=== Your goal ===
Return the data that follows exactly, with each line intact.

=== Given data ===
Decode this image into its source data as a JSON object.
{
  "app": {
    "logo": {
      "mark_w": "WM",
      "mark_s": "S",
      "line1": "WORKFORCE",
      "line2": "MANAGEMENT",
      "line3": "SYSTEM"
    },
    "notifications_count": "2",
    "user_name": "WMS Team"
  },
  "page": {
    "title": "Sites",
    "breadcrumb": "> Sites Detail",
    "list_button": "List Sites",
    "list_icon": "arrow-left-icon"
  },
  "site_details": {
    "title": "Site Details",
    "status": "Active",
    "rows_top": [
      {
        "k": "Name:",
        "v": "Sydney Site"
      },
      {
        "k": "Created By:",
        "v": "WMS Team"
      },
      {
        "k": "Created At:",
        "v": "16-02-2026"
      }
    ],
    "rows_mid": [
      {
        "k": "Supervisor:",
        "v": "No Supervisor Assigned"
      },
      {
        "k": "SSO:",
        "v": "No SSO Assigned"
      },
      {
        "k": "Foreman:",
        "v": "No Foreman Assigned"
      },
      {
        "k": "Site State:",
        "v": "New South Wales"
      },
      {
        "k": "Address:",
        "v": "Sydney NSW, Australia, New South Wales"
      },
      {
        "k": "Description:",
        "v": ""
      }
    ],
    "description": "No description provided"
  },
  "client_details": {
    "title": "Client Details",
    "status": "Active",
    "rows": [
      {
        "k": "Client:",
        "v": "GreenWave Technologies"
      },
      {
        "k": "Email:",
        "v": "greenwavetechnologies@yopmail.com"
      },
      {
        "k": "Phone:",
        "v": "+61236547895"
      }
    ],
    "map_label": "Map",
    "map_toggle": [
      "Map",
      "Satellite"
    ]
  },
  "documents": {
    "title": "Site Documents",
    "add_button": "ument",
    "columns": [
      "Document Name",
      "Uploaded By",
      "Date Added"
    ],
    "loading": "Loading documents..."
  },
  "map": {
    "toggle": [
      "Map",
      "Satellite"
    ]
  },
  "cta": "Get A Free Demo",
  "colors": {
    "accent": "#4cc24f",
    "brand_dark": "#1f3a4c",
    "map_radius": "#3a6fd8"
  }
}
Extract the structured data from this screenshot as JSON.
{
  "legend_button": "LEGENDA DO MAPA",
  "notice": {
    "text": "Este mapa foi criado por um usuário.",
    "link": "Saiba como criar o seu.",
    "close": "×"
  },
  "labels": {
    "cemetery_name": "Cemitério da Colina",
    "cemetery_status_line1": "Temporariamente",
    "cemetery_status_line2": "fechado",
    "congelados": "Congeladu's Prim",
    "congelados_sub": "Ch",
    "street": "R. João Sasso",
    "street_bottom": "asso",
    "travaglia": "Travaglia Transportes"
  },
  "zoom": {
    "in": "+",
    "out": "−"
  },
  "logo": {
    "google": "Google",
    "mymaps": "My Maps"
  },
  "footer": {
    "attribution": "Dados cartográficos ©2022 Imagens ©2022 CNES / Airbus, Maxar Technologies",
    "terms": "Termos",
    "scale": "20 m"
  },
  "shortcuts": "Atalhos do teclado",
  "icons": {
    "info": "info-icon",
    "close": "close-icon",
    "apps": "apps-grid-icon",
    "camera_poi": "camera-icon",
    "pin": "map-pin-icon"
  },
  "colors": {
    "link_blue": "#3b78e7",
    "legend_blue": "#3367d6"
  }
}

=== Exercise solution ===
Decode this image into its source data as a JSON object.
{
  "app": {
    "logo": {
      "mark_w": "WM",
      "mark_s": "S",
      "line1": "WORKFORCE",
      "line2": "MANAGEMENT",
      "line3": "SYSTEM"
    },
    "notifications_count": "2",
    "user_name": "WMS Team"
  },
  "page": {
    "title": "Sites",
    "breadcrumb": "> Sites Detail",
    "list_button": "List Sites",
    "list_icon": "arrow-left-icon"
  },
  "site_details": {
    "title": "Site Details",
    "status": "Active",
    "rows_top": [
      {
        "k": "Name:",
        "v": "Sydney Site"
      },
      {
        "k": "Created By:",
        "v": "WMS Team"
      },
      {
        "k": "Created At:",
        "v": "16-02-2026"
      }
    ],
    "rows_mid": [
      {
        "k": "Supervisor:",
        "v": "No Supervisor Assigned"
      },
      {
        "k": "SSO:",
        "v": "No SSO Assigned"
      },
      {
        "k": "Foreman:",
        "v": "No Foreman Assigned"
      },
      {
        "k": "Site State:",
        "v": "New South Wales"
      },
      {
        "k": "Address:",
        "v": "Sydney NSW, Australia, New South Wales"
      },
      {
        "k": "Description:",
        "v": ""
      }
    ],
    "description": "No description provided"
  },
  "client_details": {
    "title": "Client Details",
    "status": "Active",
    "rows": [
      {
        "k": "Client:",
        "v": "GreenWave Technologies"
      },
      {
        "k": "Email:",
        "v": "greenwavetechnologies@yopmail.com"
      },
      {
        "k": "Phone:",
        "v": "+61236547895"
      }
    ],
    "map_label": "Map",
    "map_toggle": [
      "Map",
      "Satellite"
    ]
  },
  "documents": {
    "title": "Site Documents",
    "add_button": "ument",
    "columns": [
      "Document Name",
      "Uploaded By",
      "Date Added"
    ],
    "loading": "Loading documents..."
  },
  "map": {
    "toggle": [
      "Map",
      "Satellite"
    ]
  },
  "cta": "Get A Free Demo",
  "colors": {
    "accent": "#4cc24f",
    "brand_dark": "#1f3a4c",
    "map_radius": "#3a6fd8"
  }
}
Extract the structured data from this screenshot as JSON.
{
  "legend_button": "LEGENDA DO MAPA",
  "notice": {
    "text": "Este mapa foi criado por um usuário.",
    "link": "Saiba como criar o seu.",
    "close": "×"
  },
  "labels": {
    "cemetery_name": "Cemitério da Colina",
    "cemetery_status_line1": "Temporariamente",
    "cemetery_status_line2": "fechado",
    "congelados": "Congeladu's Prim",
    "congelados_sub": "Ch",
    "street": "R. João Sasso",
    "street_bottom": "asso",
    "travaglia": "Travaglia Transportes"
  },
  "zoom": {
    "in": "+",
    "out": "−"
  },
  "logo": {
    "google": "Google",
    "mymaps": "My Maps"
  },
  "footer": {
    "attribution": "Dados cartográficos ©2022 Imagens ©2022 CNES / Airbus, Maxar Technologies",
    "terms": "Termos",
    "scale": "20 m"
  },
  "shortcuts": "Atalhos do teclado",
  "icons": {
    "info": "info-icon",
    "close": "close-icon",
    "apps": "apps-grid-icon",
    "camera_poi": "camera-icon",
    "pin": "map-pin-icon"
  },
  "colors": {
    "link_blue": "#3b78e7",
    "legend_blue": "#3367d6"
  }
}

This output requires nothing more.